§ AIM OF THE EXERCISE:
How many lines below contain the word "this"? Give only the number.

Dataset rows describing interfaces:
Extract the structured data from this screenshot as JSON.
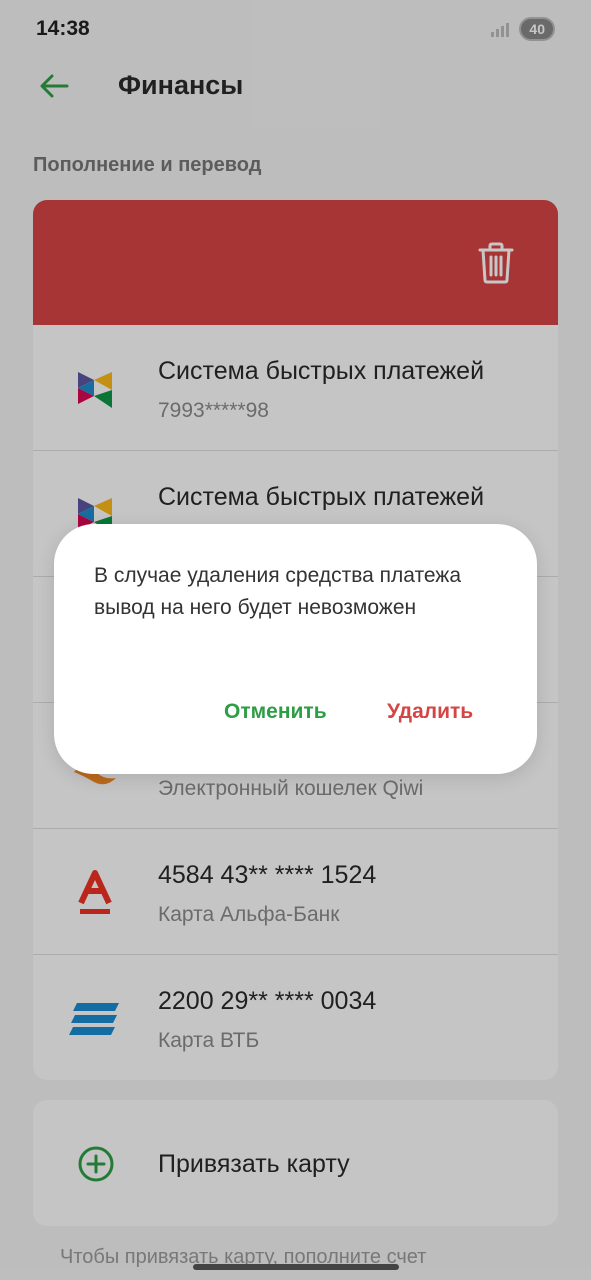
{
  "status": {
    "time": "14:38",
    "battery": "40"
  },
  "app": {
    "title": "Финансы"
  },
  "section": {
    "title": "Пополнение и перевод"
  },
  "methods": [
    {
      "title": "Система быстрых платежей",
      "subtitle": "7993*****98",
      "icon": "sbp-icon"
    },
    {
      "title": "Система быстрых платежей",
      "subtitle": "",
      "icon": "sbp-icon"
    },
    {
      "title": "",
      "subtitle": "",
      "icon": ""
    },
    {
      "title": "",
      "subtitle": "Электронный кошелек Qiwi",
      "icon": "qiwi-icon"
    },
    {
      "title": "4584 43** **** 1524",
      "subtitle": "Карта Альфа-Банк",
      "icon": "alfa-bank-icon"
    },
    {
      "title": "2200 29** **** 0034",
      "subtitle": "Карта ВТБ",
      "icon": "vtb-icon"
    }
  ],
  "add_card": {
    "label": "Привязать карту"
  },
  "hint": "Чтобы привязать карту, пополните счет",
  "dialog": {
    "message": "В случае удаления средства платежа вывод на него будет невозможен",
    "cancel": "Отменить",
    "delete": "Удалить"
  },
  "colors": {
    "accent": "#2e9e46",
    "danger": "#d64545"
  }
}
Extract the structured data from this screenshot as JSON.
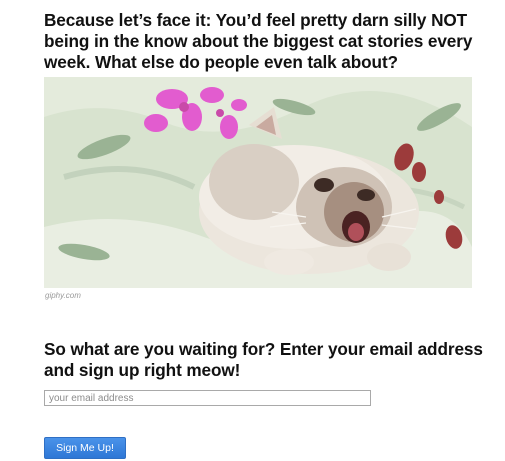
{
  "intro": {
    "headline": "Because let’s face it: You’d feel pretty darn silly NOT being in the know about the biggest cat stories every week. What else do people even talk about?"
  },
  "gif": {
    "alt": "Fluffy kitten rolling on a floral bedspread",
    "caption": "giphy.com"
  },
  "signup": {
    "prompt": "So what are you waiting for? Enter your email address and sign up right meow!",
    "email_placeholder": "your email address",
    "email_value": "",
    "button_label": "Sign Me Up!"
  },
  "colors": {
    "button": "#2e77d6",
    "text": "#111111",
    "caption": "#9a9a9a"
  }
}
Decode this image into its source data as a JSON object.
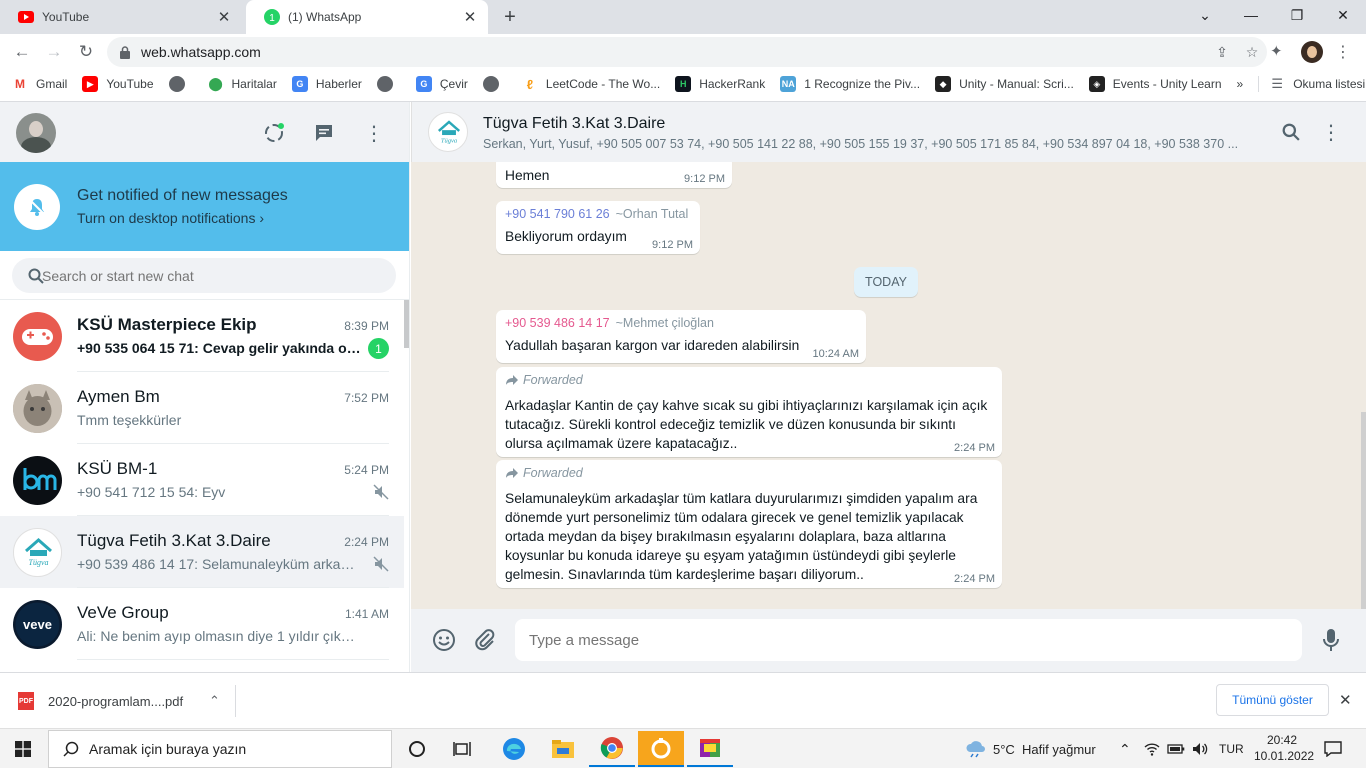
{
  "browser": {
    "tabs": [
      {
        "title": "YouTube",
        "active": false
      },
      {
        "title": "(1) WhatsApp",
        "active": true
      }
    ],
    "url": "web.whatsapp.com",
    "bookmarks": [
      {
        "label": "Gmail",
        "icon": "gmail-icon"
      },
      {
        "label": "YouTube",
        "icon": "youtube-icon"
      },
      {
        "label": "",
        "icon": "globe-icon"
      },
      {
        "label": "Haritalar",
        "icon": "maps-icon"
      },
      {
        "label": "Haberler",
        "icon": "news-icon"
      },
      {
        "label": "",
        "icon": "globe-icon"
      },
      {
        "label": "Çevir",
        "icon": "translate-icon"
      },
      {
        "label": "",
        "icon": "globe-icon"
      },
      {
        "label": "LeetCode - The Wo...",
        "icon": "leetcode-icon"
      },
      {
        "label": "HackerRank",
        "icon": "hackerrank-icon"
      },
      {
        "label": "1 Recognize the Piv...",
        "icon": "na-icon"
      },
      {
        "label": "Unity - Manual: Scri...",
        "icon": "unity-icon"
      },
      {
        "label": "Events - Unity Learn",
        "icon": "unity-learn-icon"
      }
    ],
    "more_bookmarks": "»",
    "reading_list": "Okuma listesi"
  },
  "whatsapp": {
    "notification": {
      "title": "Get notified of new messages",
      "subtitle": "Turn on desktop notifications ›"
    },
    "search_placeholder": "Search or start new chat",
    "chats": [
      {
        "name": "KSÜ Masterpiece Ekip",
        "time": "8:39 PM",
        "preview": "+90 535 064 15 71: Cevap gelir yakında o z...",
        "unread": "1",
        "bold": true,
        "muted": false,
        "avatar": "gamepad"
      },
      {
        "name": "Aymen Bm",
        "time": "7:52 PM",
        "preview": "Tmm teşekkürler",
        "unread": "",
        "bold": false,
        "muted": false,
        "avatar": "cat"
      },
      {
        "name": "KSÜ BM-1",
        "time": "5:24 PM",
        "preview": "+90 541 712 15 54: Eyv",
        "unread": "",
        "bold": false,
        "muted": true,
        "avatar": "bm"
      },
      {
        "name": "Tügva Fetih 3.Kat 3.Daire",
        "time": "2:24 PM",
        "preview": "+90 539 486 14 17: Selamunaleyküm arkadaş...",
        "unread": "",
        "bold": false,
        "muted": true,
        "avatar": "house",
        "selected": true
      },
      {
        "name": "VeVe Group",
        "time": "1:41 AM",
        "preview": "Ali: Ne benim ayıp olmasın diye 1 yıldır çıkmadı...",
        "unread": "",
        "bold": false,
        "muted": false,
        "avatar": "veve"
      }
    ],
    "conversation": {
      "name": "Tügva Fetih 3.Kat 3.Daire",
      "members": "Serkan, Yurt, Yusuf, +90 505 007 53 74, +90 505 141 22 88, +90 505 155 19 37, +90 505 171 85 84, +90 534 897 04 18, +90 538 370 ...",
      "day_divider": "TODAY",
      "messages": [
        {
          "sender": "",
          "alias": "",
          "text": "Hemen",
          "time": "9:12 PM",
          "forwarded": false
        },
        {
          "sender": "+90 541 790 61 26",
          "alias": "~Orhan Tutal",
          "text": "Bekliyorum ordayım",
          "time": "9:12 PM",
          "forwarded": false,
          "sender_color": "#6b7fd7"
        },
        {
          "sender": "+90 539 486 14 17",
          "alias": "~Mehmet çiloğlan",
          "text": "Yadullah başaran kargon var idareden alabilirsin",
          "time": "10:24 AM",
          "forwarded": false,
          "sender_color": "#e5598f"
        },
        {
          "sender": "",
          "alias": "",
          "fwd_label": "Forwarded",
          "text": "Arkadaşlar Kantin de çay kahve sıcak su gibi ihtiyaçlarınızı karşılamak için açık tutacağız. Sürekli kontrol edeceğiz temizlik ve düzen konusunda bir sıkıntı olursa açılmamak üzere kapatacağız..",
          "time": "2:24 PM",
          "forwarded": true
        },
        {
          "sender": "",
          "alias": "",
          "fwd_label": "Forwarded",
          "text": "Selamunaleyküm arkadaşlar tüm katlara duyurularımızı şimdiden yapalım ara dönemde yurt personelimiz tüm odalara girecek ve genel temizlik yapılacak ortada meydan da bişey bırakılmasın eşyalarını dolaplara, baza altlarına koysunlar bu konuda  idareye şu eşyam yatağımın üstündeydi gibi şeylerle gelmesin. Sınavlarında tüm kardeşlerime başarı diliyorum..",
          "time": "2:24 PM",
          "forwarded": true
        }
      ],
      "composer_placeholder": "Type a message"
    }
  },
  "downloads": {
    "file": "2020-programlam....pdf",
    "show_all": "Tümünü göster"
  },
  "taskbar": {
    "search_placeholder": "Aramak için buraya yazın",
    "weather": "5°C  Hafif yağmur",
    "language": "TUR",
    "time": "20:42",
    "date": "10.01.2022"
  }
}
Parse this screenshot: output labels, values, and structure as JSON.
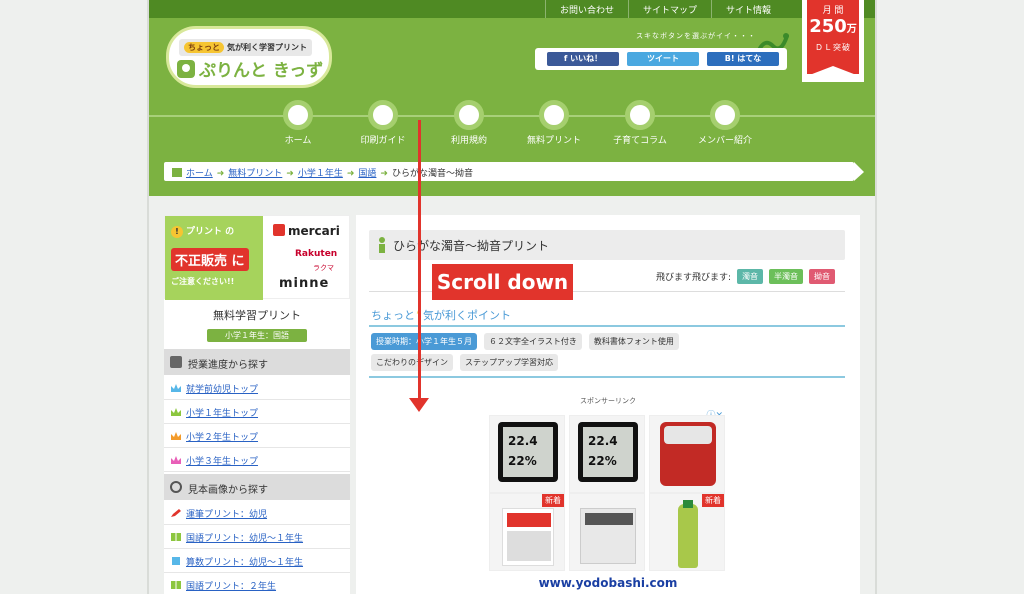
{
  "topbar": {
    "links": [
      "お問い合わせ",
      "サイトマップ",
      "サイト情報"
    ]
  },
  "logo": {
    "tagline_chip": "ちょっと",
    "tagline": "気が利く学習プリント",
    "name": "ぷりんと きっず"
  },
  "share": {
    "caption": "スキなボタンを選ぶがイイ・・・",
    "buttons": [
      "f いいね！",
      "ツイート",
      "B! はてな"
    ]
  },
  "ribbon": {
    "line1": "月 間",
    "number": "250",
    "unit": "万",
    "line3": "ＤＬ突破"
  },
  "nav": [
    "ホーム",
    "印刷ガイド",
    "利用規約",
    "無料プリント",
    "子育てコラム",
    "メンバー紹介"
  ],
  "breadcrumb": {
    "items": [
      "ホーム",
      "無料プリント",
      "小学１年生",
      "国語"
    ],
    "current": "ひらがな濁音〜拗音"
  },
  "sidebar": {
    "banner": {
      "line1": "プリント の",
      "line2": "不正販売 に",
      "line3": "ご注意ください!!",
      "brand1": "mercari",
      "brand2": "Rakuten",
      "brand2_sub": "ラクマ",
      "brand3": "minne"
    },
    "title": "無料学習プリント",
    "subtitle": "小学１年生：国語",
    "section1": "授業進度から探す",
    "links1": [
      "就学前幼児トップ",
      "小学１年生トップ",
      "小学２年生トップ",
      "小学３年生トップ"
    ],
    "section2": "見本画像から探す",
    "links2": [
      "運筆プリント：幼児",
      "国語プリント：幼児〜１年生",
      "算数プリント：幼児〜１年生",
      "国語プリント：２年生"
    ]
  },
  "main": {
    "title": "ひらがな濁音〜拗音プリント",
    "jump_label": "飛びます飛びます:",
    "jump_buttons": [
      "濁音",
      "半濁音",
      "拗音"
    ],
    "point_prefix": "ちょっと",
    "point_title": "気が利くポイント",
    "tags_row1": [
      "授業時期：小学１年生５月",
      "６２文字全イラスト付き",
      "教科書体フォント使用"
    ],
    "tags_row2": [
      "こだわりのデザイン",
      "ステップアップ学習対応"
    ],
    "sponsor": "スポンサーリンク",
    "ad": {
      "info": "ⓘ✕",
      "thermo1": "22.4 22%",
      "thermo2": "22.4 22%",
      "new": "新着",
      "footer": "www.yodobashi.com"
    }
  },
  "overlay": {
    "label": "Scroll down"
  },
  "colors": {
    "green": "#7cb241",
    "dark_green": "#4f8a23",
    "red": "#e1342c",
    "link": "#2962c4",
    "accent_blue": "#4a9ad6"
  }
}
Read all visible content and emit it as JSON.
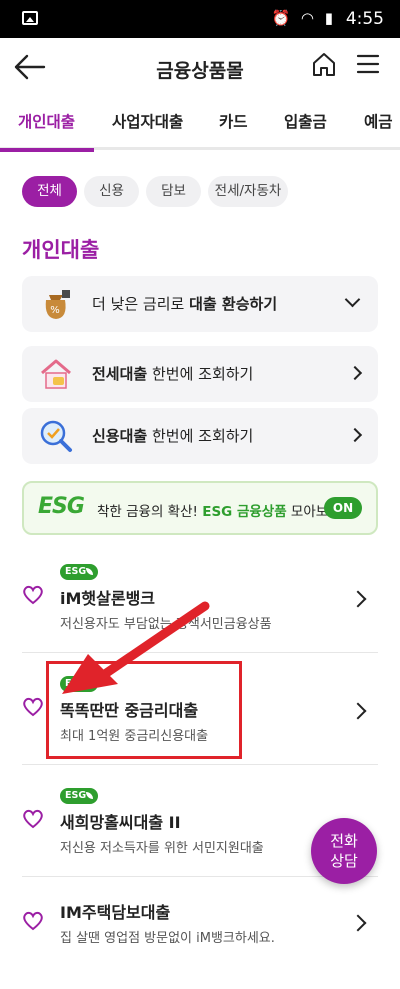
{
  "status_bar": {
    "time": "4:55"
  },
  "header": {
    "title": "금융상품몰"
  },
  "tabs": [
    "개인대출",
    "사업자대출",
    "카드",
    "입출금",
    "예금"
  ],
  "chips": [
    "전체",
    "신용",
    "담보",
    "전세/자동차"
  ],
  "section_title": "개인대출",
  "cards": [
    {
      "prefix": "더 낮은 금리로 ",
      "bold": "대출 환승하기",
      "suffix": ""
    },
    {
      "prefix": "",
      "bold": "전세대출",
      "suffix": " 한번에 조회하기"
    },
    {
      "prefix": "",
      "bold": "신용대출",
      "suffix": " 한번에 조회하기"
    }
  ],
  "esg_banner": {
    "logo": "ESG",
    "text_prefix": "착한 금융의 확산! ",
    "text_highlight": "ESG 금융상품",
    "text_suffix": " 모아보기",
    "toggle": "ON"
  },
  "products": [
    {
      "badge": "ESG",
      "name": "iM햇살론뱅크",
      "desc": "저신용자도 부담없는 정책서민금융상품"
    },
    {
      "badge": "ESG",
      "name": "똑똑딴딴 중금리대출",
      "desc": "최대 1억원 중금리신용대출"
    },
    {
      "badge": "ESG",
      "name": "새희망홀씨대출 II",
      "desc": "저신용 저소득자를 위한 서민지원대출"
    },
    {
      "badge": "",
      "name": "IM주택담보대출",
      "desc": "집 살땐 영업점 방문없이 iM뱅크하세요."
    }
  ],
  "fab": {
    "line1": "전화",
    "line2": "상담"
  },
  "colors": {
    "accent": "#9b1fa4",
    "esg_green": "#2e9e2e",
    "highlight_red": "#e0232a"
  }
}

§ ANSWER TO THE PROBLEM:
4